WHAT IS BEING ASKED: Check each line of the material, and show the ones that include the word "Activity".

**** LISTED RECORDS ****

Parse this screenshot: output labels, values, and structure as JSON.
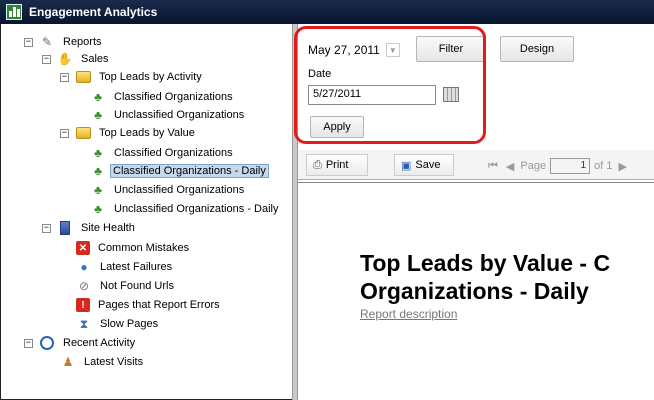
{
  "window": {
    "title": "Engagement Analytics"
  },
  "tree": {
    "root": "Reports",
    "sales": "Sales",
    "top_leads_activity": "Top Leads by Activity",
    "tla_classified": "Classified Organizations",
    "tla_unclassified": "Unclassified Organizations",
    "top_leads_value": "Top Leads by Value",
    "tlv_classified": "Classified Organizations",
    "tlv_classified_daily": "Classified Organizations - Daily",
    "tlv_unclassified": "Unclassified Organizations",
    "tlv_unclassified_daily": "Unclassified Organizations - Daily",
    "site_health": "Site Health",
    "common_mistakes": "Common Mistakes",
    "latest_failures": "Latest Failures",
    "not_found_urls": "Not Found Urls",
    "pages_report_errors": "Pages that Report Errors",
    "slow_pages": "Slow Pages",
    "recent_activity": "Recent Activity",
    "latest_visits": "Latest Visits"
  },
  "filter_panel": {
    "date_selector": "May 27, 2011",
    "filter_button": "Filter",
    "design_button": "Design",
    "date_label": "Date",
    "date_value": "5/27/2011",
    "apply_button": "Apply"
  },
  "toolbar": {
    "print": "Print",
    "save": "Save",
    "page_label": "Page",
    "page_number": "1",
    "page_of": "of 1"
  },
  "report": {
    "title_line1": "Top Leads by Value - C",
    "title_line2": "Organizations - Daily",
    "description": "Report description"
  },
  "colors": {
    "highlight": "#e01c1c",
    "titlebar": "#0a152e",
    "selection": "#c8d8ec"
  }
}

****

ANSWER SPACE:
    "top_leads_activity": "Top Leads by Activity",
    "recent_activity": "Recent Activity",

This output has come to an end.